What is required:
Once you have read the records below, restate them word for word.

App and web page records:

###

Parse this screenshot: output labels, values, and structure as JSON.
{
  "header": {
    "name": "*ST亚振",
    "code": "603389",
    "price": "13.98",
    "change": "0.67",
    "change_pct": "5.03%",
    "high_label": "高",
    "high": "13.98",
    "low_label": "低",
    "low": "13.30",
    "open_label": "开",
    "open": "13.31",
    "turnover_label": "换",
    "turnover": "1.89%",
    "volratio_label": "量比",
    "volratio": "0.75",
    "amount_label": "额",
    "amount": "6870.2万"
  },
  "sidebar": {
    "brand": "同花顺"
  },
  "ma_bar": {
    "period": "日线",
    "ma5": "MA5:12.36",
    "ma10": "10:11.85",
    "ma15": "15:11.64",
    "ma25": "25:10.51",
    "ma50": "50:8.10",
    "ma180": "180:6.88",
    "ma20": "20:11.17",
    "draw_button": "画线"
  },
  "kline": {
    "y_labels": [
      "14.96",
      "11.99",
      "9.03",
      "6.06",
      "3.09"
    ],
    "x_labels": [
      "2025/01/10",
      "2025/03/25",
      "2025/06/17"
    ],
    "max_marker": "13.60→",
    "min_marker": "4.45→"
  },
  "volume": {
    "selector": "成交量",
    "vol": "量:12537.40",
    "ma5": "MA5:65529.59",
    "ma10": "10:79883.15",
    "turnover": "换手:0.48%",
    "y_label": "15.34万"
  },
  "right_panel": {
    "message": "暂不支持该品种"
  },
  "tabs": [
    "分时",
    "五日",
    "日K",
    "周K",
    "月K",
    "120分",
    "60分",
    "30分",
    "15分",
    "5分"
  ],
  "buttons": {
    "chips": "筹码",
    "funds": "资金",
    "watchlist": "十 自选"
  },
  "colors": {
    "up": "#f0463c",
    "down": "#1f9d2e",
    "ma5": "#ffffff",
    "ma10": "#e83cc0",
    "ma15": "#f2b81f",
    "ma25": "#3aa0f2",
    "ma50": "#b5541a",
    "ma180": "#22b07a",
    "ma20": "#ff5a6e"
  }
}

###

Solution:
Parse this screenshot: output labels, values, and structure as JSON.
{
  "header": {
    "name": "*ST亚振",
    "code": "603389",
    "price": "13.98",
    "change": "0.67",
    "change_pct": "5.03%",
    "high_label": "高",
    "high": "13.98",
    "low_label": "低",
    "low": "13.30",
    "open_label": "开",
    "open": "13.31",
    "turnover_label": "换",
    "turnover": "1.89%",
    "volratio_label": "量比",
    "volratio": "0.75",
    "amount_label": "额",
    "amount": "6870.2万"
  },
  "sidebar": {
    "brand": "同花顺"
  },
  "ma_bar": {
    "period": "日线",
    "ma5": "MA5:12.36",
    "ma10": "10:11.85",
    "ma15": "15:11.64",
    "ma25": "25:10.51",
    "ma50": "50:8.10",
    "ma180": "180:6.88",
    "ma20": "20:11.17",
    "draw_button": "画线"
  },
  "kline": {
    "y_labels": [
      "14.96",
      "11.99",
      "9.03",
      "6.06",
      "3.09"
    ],
    "x_labels": [
      "2025/01/10",
      "2025/03/25",
      "2025/06/17"
    ],
    "max_marker": "13.60→",
    "min_marker": "4.45→"
  },
  "volume": {
    "selector": "成交量",
    "vol": "量:12537.40",
    "ma5": "MA5:65529.59",
    "ma10": "10:79883.15",
    "turnover": "换手:0.48%",
    "y_label": "15.34万"
  },
  "right_panel": {
    "message": "暂不支持该品种"
  },
  "tabs": [
    "分时",
    "五日",
    "日K",
    "周K",
    "月K",
    "120分",
    "60分",
    "30分",
    "15分",
    "5分"
  ],
  "buttons": {
    "chips": "筹码",
    "funds": "资金",
    "watchlist": "十 自选"
  },
  "colors": {
    "up": "#f0463c",
    "down": "#1f9d2e",
    "ma5": "#ffffff",
    "ma10": "#e83cc0",
    "ma15": "#f2b81f",
    "ma25": "#3aa0f2",
    "ma50": "#b5541a",
    "ma180": "#22b07a",
    "ma20": "#ff5a6e"
  }
}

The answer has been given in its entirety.